To John C. Carter
Monticello Aug. 21. 14.
Something upwards of 20. years ago you sold a piece of land adjoining Colle, part of your father’s estate here, to Colo Monroe. the deed says it is bounded ‘on the South by a run on the Eastern side of Dick’s plantation, and running thence to the source of the sd run and thence in a straight line to the top of the S. W. mountains.’ above Dick’s plantation & far up the mountain the run forks into two branches nearly equal in size & in length. were these branches known at the time? was there any contemplation in your mind or any explanation verbal or written, which of the two was intended as the line? or do you recollect any thing which will throw light on the subject? this matter is now in question between Colo Monroe & mr Short, to whom your brother Champe Carter sold the adjacent land. on that sale mr Champe Carter himself directed the surveyor in marking the line, and when he came to the fork, he took the ridge between the two & run straight to the top of the mountain.
It has been said, but I know not on what grounds; having never seen your father’s will, that your sale of that land was not valid until confirmed by your brother Champe. will you be so good as to set me right in that fact, by informing me of the nature of your title and whether mr Champe Carter’s confirmation was necessary? having made the purchase for mr Short and always in his absence acted for him as to the lands, I feel my self bound to do so on the present occasion, and will therefore esteem it as a favor done to myself if you will endeavor to refresh your recollection on this subject, and give me the fullest information in your power Accept the assurance of my esteem & respect.
PoC (DLC); at foot of text: “John Carter esquire”; endorsed by TJ.
John Champe Carter (ca. 1759–1826) was commissioned an ensign in the 7th Virginia Regiment of the Continental army in 1776 and resigned the following year. Later in 1777 he became a captain in the 1st Continental Artillery. He was captured in 1780 at Charleston, South Carolina, and not released until the end of the war, when he was given the rank of brevet major.
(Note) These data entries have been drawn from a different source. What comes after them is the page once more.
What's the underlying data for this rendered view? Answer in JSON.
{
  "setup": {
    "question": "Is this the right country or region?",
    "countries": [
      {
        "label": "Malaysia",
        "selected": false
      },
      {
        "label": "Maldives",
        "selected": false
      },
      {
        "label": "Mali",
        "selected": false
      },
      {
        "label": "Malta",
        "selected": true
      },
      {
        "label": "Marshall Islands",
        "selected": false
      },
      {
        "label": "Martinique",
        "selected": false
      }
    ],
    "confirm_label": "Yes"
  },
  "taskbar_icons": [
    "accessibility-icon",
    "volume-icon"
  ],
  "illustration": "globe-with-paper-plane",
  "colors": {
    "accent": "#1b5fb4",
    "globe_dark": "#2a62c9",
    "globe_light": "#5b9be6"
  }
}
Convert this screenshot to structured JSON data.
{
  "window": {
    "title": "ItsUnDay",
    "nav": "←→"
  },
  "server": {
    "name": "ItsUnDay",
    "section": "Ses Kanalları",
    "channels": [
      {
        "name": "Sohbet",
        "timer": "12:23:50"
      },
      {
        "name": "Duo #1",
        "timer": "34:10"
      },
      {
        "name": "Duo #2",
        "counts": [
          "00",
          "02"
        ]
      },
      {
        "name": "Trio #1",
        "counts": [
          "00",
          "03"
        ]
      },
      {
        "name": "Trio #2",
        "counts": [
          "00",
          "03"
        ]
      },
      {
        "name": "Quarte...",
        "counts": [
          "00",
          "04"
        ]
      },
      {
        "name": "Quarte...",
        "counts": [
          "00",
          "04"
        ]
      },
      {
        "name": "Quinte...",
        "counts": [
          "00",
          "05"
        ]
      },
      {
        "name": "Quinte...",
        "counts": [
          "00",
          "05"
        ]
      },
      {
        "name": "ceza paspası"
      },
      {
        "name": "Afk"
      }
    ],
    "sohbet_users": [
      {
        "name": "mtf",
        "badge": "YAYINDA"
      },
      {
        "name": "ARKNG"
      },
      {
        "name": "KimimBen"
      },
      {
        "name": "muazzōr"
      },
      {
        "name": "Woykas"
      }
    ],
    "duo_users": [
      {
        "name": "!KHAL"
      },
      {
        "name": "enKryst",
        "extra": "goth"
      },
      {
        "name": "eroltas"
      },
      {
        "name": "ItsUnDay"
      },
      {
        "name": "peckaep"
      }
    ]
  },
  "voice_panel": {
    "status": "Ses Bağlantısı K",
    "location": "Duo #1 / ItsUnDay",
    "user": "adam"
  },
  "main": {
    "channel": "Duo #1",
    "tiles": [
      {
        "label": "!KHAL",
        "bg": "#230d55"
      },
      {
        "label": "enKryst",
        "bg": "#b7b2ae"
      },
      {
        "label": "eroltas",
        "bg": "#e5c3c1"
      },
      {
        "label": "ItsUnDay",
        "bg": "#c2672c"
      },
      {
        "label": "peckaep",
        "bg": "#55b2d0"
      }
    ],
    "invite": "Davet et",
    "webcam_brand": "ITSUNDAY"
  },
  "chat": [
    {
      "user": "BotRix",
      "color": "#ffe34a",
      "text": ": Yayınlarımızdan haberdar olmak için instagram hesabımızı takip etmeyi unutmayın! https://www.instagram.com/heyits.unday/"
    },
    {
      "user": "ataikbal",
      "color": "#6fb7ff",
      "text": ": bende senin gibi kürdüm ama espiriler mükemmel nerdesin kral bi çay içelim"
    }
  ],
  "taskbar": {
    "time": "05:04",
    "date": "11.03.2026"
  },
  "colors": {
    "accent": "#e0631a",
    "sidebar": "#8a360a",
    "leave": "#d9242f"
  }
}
Carter was later awarded three-hundred acres of bounty land. His Nelson County estate included thirty-nine slaves in 1820 (Heitman, Continental Army description begins Francis B. Heitman, comp., Historical Register of Officers of the Continental Army during the War of the Revolution, April, 1775, to December, 1783, rev. ed., 1914 description ends , 147; Washington, Papers description begins W. W. Abbot, Dorothy Twohig, Philander D. Chase, Theodore J. Crackel, and others, eds., The Papers of George Washington, 1983– , 52 vols. Colonial Ser., 10 vols. Confederation Ser., 6 vols. Pres. Ser., 14 vols. Retirement Ser., 4 vols. Rev. War Ser., 18 vols. description ends , Rev. War Ser., 17:342–3; DNA: RG 15, RWP; George Selden Wallace, The Carters of Blenheim: A Genealogy of Edward and Sarah Champe Carter of “Blenheim” Albemarle County, Virginia , 18; Woods, Albemarle description begins Edgar Woods, Albemarle County in Virginia, 1901, repr. 1991 description ends , 164; DNA: RG 29, CS, Nelson Co., 1820; Lynchburg Virginian, 20 Apr. 1826).
- Carter, Edward; and Albemarle Co. land search
- Carter, John Champe; and Albemarle Co. land search
- Carter, John Champe; identified search
- Carter, John Champe; letters to search
- Carter, William Champe; and Highland–Indian Camp boundary dispute search
- Carter, William Champe; and W. Short’s land search
- Colle (P. Mazzei’s Albemarle Co. estate) search
- Highland (J. Monroe’s Albemarle Co. estate); boundary dispute search
- Indian Camp (W. Short’s Albemarle Co. estate); boundary dispute search
- Jefferson, Thomas; Business & Financial Affairs; and Highland–Indian Camp boundary dispute search
- Jefferson, Thomas; Business & Financial Affairs; and W. Short’s property search
- Monroe, James; and W. Short’s land search
- Short, William; and Indian Camp search